Michael C. Carlos Museum
Reception Hall, Level Three
Dr. Robert O’Meally, Zora Neale Hurston Professor of English and Comparative Literature and founder and former director of the Center for Jazz Studies at Columbia University, and curator of the exhibition Romare Bearden: A Black Odyssey gives a lecture titled Drawing Us Together: Bearden, Homer, and the Tradition of the Improviser.

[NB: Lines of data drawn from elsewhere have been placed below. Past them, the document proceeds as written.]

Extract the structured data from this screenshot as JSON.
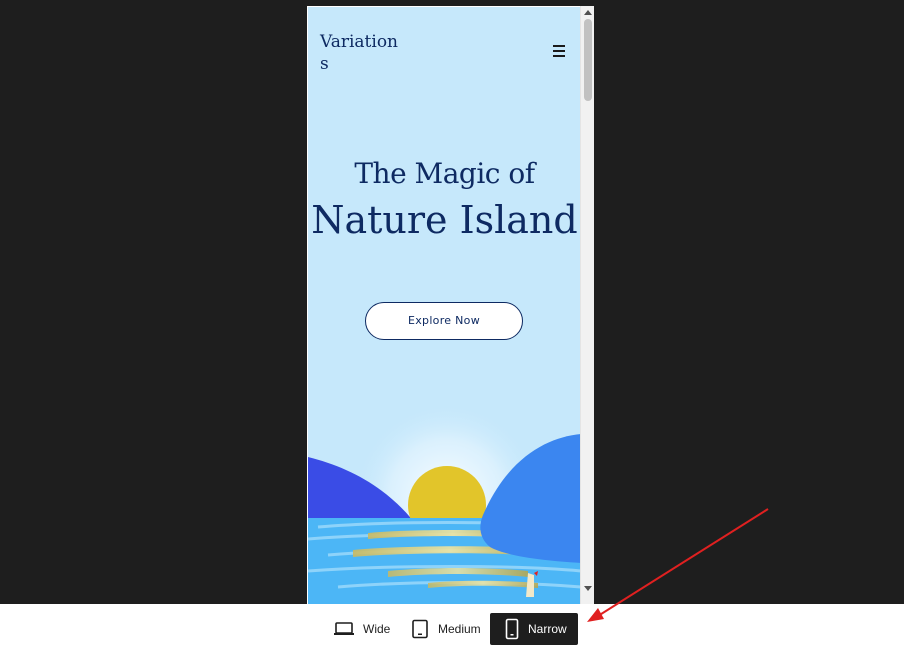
{
  "site": {
    "title": "Variations"
  },
  "hero": {
    "subtitle": "The Magic of",
    "title": "Nature Island",
    "cta_label": "Explore Now"
  },
  "icons": {
    "menu": "hamburger-menu-icon",
    "wide": "laptop-icon",
    "medium": "tablet-icon",
    "narrow": "phone-icon"
  },
  "toolbar": {
    "wide_label": "Wide",
    "medium_label": "Medium",
    "narrow_label": "Narrow",
    "selected": "Narrow"
  },
  "colors": {
    "sky": "#c6e8fb",
    "heading": "#0e2a62",
    "sun": "#e2c52a",
    "hill_left": "#3a4ce6",
    "hill_right": "#3b86f0",
    "sea": "#4cb6f6",
    "annotation_arrow": "#e02020",
    "selected_button": "#1e1e1e"
  }
}
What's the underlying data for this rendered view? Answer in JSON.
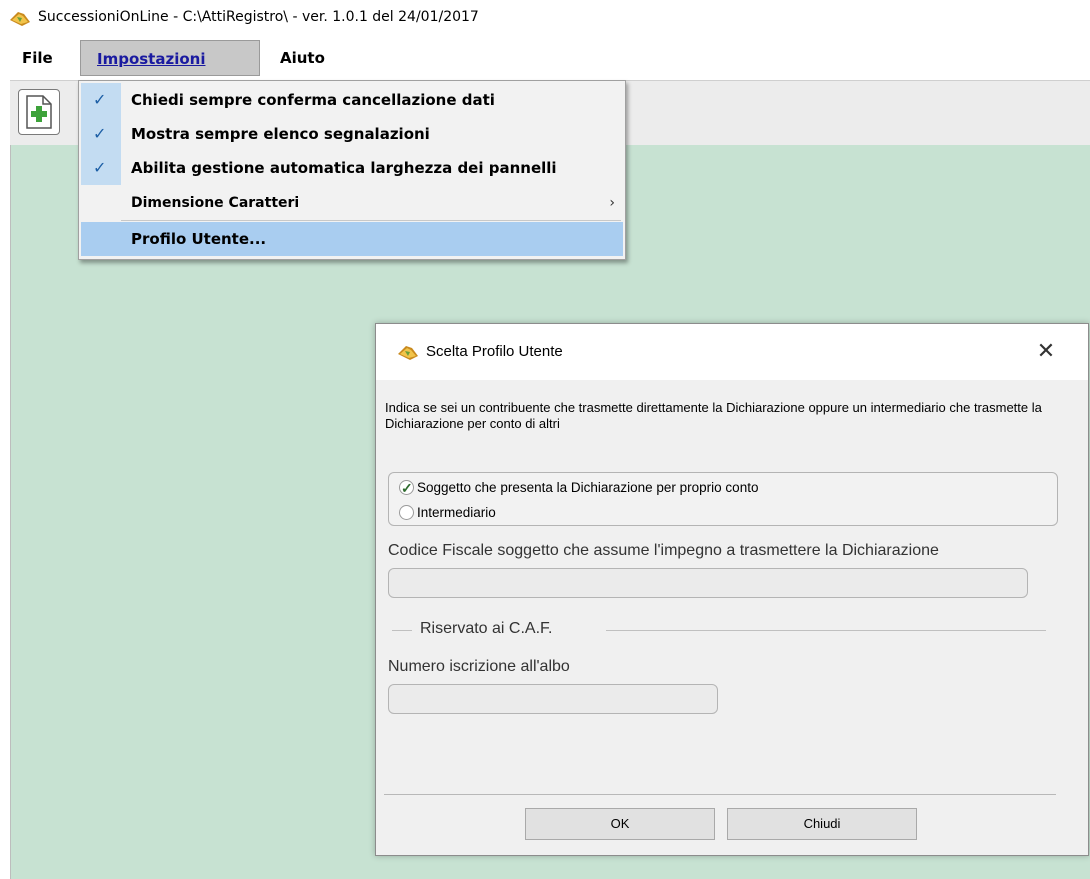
{
  "window": {
    "title": "SuccessioniOnLine - C:\\AttiRegistro\\  -  ver. 1.0.1 del 24/01/2017"
  },
  "menubar": {
    "file": "File",
    "impostazioni": "Impostazioni",
    "aiuto": "Aiuto"
  },
  "dropdown": {
    "items": [
      {
        "label": "Chiedi sempre conferma cancellazione dati",
        "checked": true
      },
      {
        "label": "Mostra sempre elenco segnalazioni",
        "checked": true
      },
      {
        "label": "Abilita gestione automatica larghezza dei pannelli",
        "checked": true
      },
      {
        "label": "Dimensione Caratteri",
        "submenu": true
      },
      {
        "label": "Profilo Utente...",
        "highlighted": true
      }
    ]
  },
  "dialog": {
    "title": "Scelta Profilo Utente",
    "close_glyph": "✕",
    "description": "Indica se sei un contribuente che trasmette direttamente la Dichiarazione oppure un intermediario che trasmette la Dichiarazione per conto di altri",
    "radio_options": [
      {
        "label": "Soggetto che presenta la Dichiarazione per proprio conto",
        "selected": true
      },
      {
        "label": "Intermediario",
        "selected": false
      }
    ],
    "codice_label": "Codice Fiscale soggetto che assume l'impegno a trasmettere la Dichiarazione",
    "codice_value": "",
    "caf_group_label": "Riservato ai C.A.F.",
    "albo_label": "Numero iscrizione all'albo",
    "albo_value": "",
    "ok_label": "OK",
    "chiudi_label": "Chiudi"
  },
  "colors": {
    "workspace": "#c7e2d2",
    "menu_highlight": "#a9cdf0",
    "check": "#1d5fa6"
  }
}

In this lecture, Dr. O’Meally will emphasize improvisation as a strategy both for making art and for moving through the briarpatch of our modern world. Homer was an improvising teller of very old tales. So were James Joyce, Toni Morrison, and Bearden’s buddy Ralph Ellison. The Odyssey’s hero is no less a shape-shifting improviser than Melville’s Confidence Man or Ellison’s Rinehart. Bearden, who was as strongly influenced by jazz music—by the pianist Earl Hines in particular—as by literature, revises the Dutch Masters, the Cubists, and the Harlem Renaissance painters to suit his artistic project. As a collagist, what parts and pieces did Bearden add to art history that were not there before?